This depends on if you are following a certain diet type. Both are healthy options. Eggs for breakfast will provide a higher amount of protein and less carbohydrates. Oatmeal provides more carbohydrates and less protein.
No. There is around 9 grams of protein per cup of rolled oats, which is a low-moderate amount of protein. Adding eggs to porridge to increase the protein content.
Oats, or oatmeal, are technically gluten free however most oats are contaminated with gluten containing grains through processing, rendering them not gluten free.
- Large saucepan
- Measuring Cups and Spoons
- 2 eggs lightly whisked
- 1 cup rolled oats
- 3 cups water
- ½ cup coconut yoghurt or other yoghurt of choice
- 2 teaspoon vanilla extract
- 1 teaspoon chia seeds
- ½ cup strawberries or other seasonal berries
- 2 tablespoon coconut yoghurt or other yoghurt of choice
- 1 tablespoon pure maple syrup
- Add the rolled oats, half cup of coconut yoghurt, water and vanilla extract to a large saucepan. Whisk to combine and bring to a boil. Once boiling, reduce to a simmer, stirring frequently until porridge is thickened and rolled oats are tender.1 cup rolled oats, 3 cups water, ½ cup coconut yoghurt, 2 teaspoon vanilla extract
- In a small bowl, lightly whisk the eggs. Pour them into the porridge, whisking immediately. Continue stirring until porridge is thickened and almost custard like.2 eggs
- Remove from the heat and serve in bowls, topped with yoghurt, pure maple syrup, strawberries and chia seeds.½ cup strawberries, 2 tablespoon coconut yoghurt, 1 tablespoon pure maple syrup, 1 teaspoon chia seeds

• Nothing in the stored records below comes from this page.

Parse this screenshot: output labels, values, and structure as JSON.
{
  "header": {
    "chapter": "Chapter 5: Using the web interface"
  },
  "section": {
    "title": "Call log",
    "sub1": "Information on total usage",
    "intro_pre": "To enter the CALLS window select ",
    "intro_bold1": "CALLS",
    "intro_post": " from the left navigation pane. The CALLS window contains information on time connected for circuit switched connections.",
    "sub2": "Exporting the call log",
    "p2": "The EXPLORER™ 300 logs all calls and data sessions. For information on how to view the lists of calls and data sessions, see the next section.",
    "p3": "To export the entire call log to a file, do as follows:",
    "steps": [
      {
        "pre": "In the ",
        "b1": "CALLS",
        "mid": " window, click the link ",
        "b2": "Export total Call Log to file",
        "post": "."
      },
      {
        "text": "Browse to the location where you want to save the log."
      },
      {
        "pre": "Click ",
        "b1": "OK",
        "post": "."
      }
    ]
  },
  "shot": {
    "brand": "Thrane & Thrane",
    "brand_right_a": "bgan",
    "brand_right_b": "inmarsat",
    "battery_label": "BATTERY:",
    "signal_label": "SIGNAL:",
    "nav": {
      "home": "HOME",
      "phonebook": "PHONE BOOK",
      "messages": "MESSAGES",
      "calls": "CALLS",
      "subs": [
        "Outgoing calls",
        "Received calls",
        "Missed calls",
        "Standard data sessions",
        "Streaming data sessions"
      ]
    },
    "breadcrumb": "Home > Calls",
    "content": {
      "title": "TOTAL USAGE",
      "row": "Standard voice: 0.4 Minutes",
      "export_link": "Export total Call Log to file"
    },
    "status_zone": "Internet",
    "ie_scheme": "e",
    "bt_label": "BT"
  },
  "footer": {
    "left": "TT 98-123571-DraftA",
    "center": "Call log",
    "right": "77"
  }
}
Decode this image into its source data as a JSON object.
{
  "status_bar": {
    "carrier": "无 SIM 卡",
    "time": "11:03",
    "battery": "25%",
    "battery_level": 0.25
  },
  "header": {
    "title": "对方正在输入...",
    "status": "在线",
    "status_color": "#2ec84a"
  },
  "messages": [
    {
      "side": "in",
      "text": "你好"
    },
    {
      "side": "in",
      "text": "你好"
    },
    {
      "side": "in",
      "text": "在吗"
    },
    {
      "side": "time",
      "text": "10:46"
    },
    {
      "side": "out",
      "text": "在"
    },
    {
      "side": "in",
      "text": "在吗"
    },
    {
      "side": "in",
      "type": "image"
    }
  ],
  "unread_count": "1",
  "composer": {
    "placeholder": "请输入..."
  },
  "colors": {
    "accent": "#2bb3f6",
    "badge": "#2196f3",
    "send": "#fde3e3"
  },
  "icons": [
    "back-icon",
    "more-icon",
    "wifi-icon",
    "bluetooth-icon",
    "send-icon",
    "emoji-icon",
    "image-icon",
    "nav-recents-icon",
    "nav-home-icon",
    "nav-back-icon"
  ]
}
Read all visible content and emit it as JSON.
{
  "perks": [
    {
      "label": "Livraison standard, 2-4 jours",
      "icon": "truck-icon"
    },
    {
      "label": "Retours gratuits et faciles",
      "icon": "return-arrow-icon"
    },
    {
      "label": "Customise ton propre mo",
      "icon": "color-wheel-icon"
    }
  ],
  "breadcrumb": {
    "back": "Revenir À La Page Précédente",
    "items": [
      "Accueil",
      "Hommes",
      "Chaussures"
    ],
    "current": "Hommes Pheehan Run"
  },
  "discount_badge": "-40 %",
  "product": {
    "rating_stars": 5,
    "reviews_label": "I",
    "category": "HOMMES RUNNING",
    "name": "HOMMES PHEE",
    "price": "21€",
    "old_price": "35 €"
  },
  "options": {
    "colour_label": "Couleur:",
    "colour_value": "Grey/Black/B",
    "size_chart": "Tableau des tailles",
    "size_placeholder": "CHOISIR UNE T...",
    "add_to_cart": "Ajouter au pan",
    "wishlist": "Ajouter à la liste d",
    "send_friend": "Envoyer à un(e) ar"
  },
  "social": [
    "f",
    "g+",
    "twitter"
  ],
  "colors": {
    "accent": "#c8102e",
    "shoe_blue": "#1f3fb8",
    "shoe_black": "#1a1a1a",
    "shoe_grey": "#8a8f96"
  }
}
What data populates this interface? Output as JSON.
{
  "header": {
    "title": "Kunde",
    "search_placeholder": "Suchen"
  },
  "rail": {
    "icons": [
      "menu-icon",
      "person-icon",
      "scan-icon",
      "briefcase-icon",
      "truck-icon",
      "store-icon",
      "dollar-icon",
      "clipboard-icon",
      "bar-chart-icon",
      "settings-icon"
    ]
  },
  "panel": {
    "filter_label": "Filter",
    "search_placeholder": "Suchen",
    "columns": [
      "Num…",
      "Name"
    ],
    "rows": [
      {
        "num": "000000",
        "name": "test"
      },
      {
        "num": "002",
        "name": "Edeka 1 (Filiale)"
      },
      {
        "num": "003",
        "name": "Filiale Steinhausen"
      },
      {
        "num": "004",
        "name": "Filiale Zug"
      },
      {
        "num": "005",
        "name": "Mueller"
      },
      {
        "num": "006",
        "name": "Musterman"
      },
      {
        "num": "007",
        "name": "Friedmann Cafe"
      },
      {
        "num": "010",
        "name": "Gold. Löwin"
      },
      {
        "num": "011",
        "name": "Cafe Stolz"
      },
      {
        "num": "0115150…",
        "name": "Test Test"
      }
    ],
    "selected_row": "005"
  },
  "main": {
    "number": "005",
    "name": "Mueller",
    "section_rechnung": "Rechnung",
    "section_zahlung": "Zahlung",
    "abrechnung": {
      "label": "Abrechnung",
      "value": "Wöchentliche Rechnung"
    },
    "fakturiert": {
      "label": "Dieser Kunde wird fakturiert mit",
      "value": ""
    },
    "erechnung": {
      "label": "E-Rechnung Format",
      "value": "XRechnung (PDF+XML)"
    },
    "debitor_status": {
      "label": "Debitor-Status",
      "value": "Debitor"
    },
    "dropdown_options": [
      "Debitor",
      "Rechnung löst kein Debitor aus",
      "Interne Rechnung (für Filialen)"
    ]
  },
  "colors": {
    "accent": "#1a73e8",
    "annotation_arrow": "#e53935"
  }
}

This recipe contains eggs. To ensure that eggs are fully cooked, cook porridge to a minimum temperature of 71 degrees °C (160 degrees °F). See EggSafety.org for more information.
I like the idea of adding further protein at breakfast time. I was looking forward to making this and it turned out very smooth and creamy. Delicious...it will be a regular option when making porridge.
Hi Glen, that's awesome, I'm so glad you loved it!
Really enjoyed this! Made too much, do you think it’s safe to reheat the next day?
So glad you loved it! It will keep in the fridge for 2-3 days, well covered. Just reheat in the pan with some milk or water. Enjoy!
Can this be made in the microwave at all?
It is safe to cook eggs in the microwave so I definitely think you could - I'm just not sure of the exact settings you would need to cook it on.
Was really excited to try this and followed it exactly, but it turned out terrible. Weird flavour, looks like the yoghurt separated and teeny tiny pieces of it are just floating, it feels watery despite the egg, ahh it's honestly not very good at all. Sorry to leave a bad review but i don't want others to have a bad experience like me.
Hi there, I'm sorry you experienced this. I have tested this recipe quite a few times and haven't experienced what you're describing. I'm wondering if you reduce the porridge to a simmer before adding the egg and if you were whisking while pouring the egg into the porridge? If the porridge is boiling or more than a gentle simmer then this could cause the egg to seperate. Also, did you add yoghurt to the porridge or just serve it with yoghurt on top? Yoghurt is only meant to be served on top of the porridge, not mixed through.